What you are asked to do -
The required answer is a copy of each line in the entries below that includes "Левый".

[Website and app data records]
•••
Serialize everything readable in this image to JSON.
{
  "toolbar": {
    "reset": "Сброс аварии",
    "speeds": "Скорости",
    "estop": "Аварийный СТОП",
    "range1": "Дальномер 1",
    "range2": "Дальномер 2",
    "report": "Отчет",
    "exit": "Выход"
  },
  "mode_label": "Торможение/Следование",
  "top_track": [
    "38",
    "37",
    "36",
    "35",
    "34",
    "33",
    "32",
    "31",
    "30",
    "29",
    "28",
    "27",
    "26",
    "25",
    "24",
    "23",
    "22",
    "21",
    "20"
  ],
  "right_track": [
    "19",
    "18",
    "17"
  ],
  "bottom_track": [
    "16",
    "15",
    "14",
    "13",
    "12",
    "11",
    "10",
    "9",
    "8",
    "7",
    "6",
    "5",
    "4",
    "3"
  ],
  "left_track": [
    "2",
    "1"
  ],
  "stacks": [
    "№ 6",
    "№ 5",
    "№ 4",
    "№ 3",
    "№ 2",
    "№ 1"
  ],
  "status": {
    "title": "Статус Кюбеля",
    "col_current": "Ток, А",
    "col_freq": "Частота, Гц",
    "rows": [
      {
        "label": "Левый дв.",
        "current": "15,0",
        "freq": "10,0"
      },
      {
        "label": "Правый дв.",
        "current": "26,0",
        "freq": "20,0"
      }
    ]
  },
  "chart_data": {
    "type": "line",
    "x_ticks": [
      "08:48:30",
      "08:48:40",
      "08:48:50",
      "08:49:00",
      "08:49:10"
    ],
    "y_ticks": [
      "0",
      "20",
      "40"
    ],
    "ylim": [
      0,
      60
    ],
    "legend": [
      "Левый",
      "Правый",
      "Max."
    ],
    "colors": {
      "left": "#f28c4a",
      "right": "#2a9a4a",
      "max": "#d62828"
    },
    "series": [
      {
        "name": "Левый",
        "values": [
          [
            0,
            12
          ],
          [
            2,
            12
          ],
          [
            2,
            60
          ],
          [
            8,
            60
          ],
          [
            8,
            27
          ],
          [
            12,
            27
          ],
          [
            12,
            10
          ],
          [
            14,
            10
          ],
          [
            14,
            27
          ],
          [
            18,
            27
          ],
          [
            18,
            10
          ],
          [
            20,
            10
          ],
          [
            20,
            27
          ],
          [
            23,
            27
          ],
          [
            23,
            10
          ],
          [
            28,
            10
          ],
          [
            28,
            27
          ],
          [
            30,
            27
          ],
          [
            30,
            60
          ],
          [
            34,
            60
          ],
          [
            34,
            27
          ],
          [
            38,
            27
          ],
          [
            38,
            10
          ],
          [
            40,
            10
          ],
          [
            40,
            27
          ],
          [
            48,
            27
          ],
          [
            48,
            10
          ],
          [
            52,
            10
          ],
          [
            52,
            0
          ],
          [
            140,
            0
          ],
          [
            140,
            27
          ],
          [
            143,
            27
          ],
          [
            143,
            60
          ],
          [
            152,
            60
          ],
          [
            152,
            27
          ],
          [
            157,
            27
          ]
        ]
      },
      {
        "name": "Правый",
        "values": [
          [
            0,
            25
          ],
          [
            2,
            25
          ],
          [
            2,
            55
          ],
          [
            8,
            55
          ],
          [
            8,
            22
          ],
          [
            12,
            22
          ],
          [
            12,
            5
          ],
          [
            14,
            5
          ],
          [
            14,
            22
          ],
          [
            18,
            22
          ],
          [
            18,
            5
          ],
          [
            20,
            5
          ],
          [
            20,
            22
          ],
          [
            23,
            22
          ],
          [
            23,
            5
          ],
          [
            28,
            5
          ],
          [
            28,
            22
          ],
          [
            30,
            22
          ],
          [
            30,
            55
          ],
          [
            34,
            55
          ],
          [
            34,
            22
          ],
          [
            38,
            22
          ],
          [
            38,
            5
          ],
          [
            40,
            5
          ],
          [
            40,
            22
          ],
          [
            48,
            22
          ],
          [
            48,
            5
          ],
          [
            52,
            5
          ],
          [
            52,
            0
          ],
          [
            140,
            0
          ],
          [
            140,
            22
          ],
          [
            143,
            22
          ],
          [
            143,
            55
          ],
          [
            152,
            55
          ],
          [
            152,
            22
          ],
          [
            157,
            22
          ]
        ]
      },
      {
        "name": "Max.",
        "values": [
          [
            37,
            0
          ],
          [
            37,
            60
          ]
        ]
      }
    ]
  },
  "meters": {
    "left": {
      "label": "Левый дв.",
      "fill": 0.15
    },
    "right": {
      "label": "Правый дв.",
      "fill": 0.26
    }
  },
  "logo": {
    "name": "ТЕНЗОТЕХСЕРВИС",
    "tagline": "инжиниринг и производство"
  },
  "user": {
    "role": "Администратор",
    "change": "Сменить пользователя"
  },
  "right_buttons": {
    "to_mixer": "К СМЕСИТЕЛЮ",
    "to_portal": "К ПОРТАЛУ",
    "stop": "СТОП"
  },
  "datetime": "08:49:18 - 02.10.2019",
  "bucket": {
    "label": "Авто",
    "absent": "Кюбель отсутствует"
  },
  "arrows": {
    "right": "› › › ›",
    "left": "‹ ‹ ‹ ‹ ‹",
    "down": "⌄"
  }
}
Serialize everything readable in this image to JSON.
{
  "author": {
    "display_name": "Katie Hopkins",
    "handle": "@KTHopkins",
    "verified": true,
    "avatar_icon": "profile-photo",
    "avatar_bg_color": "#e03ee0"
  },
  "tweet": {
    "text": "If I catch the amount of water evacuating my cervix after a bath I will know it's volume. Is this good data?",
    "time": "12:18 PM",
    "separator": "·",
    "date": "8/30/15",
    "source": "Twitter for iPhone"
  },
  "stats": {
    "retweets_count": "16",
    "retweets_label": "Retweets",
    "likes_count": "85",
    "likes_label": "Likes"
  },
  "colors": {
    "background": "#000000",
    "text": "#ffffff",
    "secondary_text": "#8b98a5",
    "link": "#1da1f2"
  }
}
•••
Result for this exercise -
        "label": "Левый дв.",
      "Левый",
        "name": "Левый",
      "label": "Левый дв.",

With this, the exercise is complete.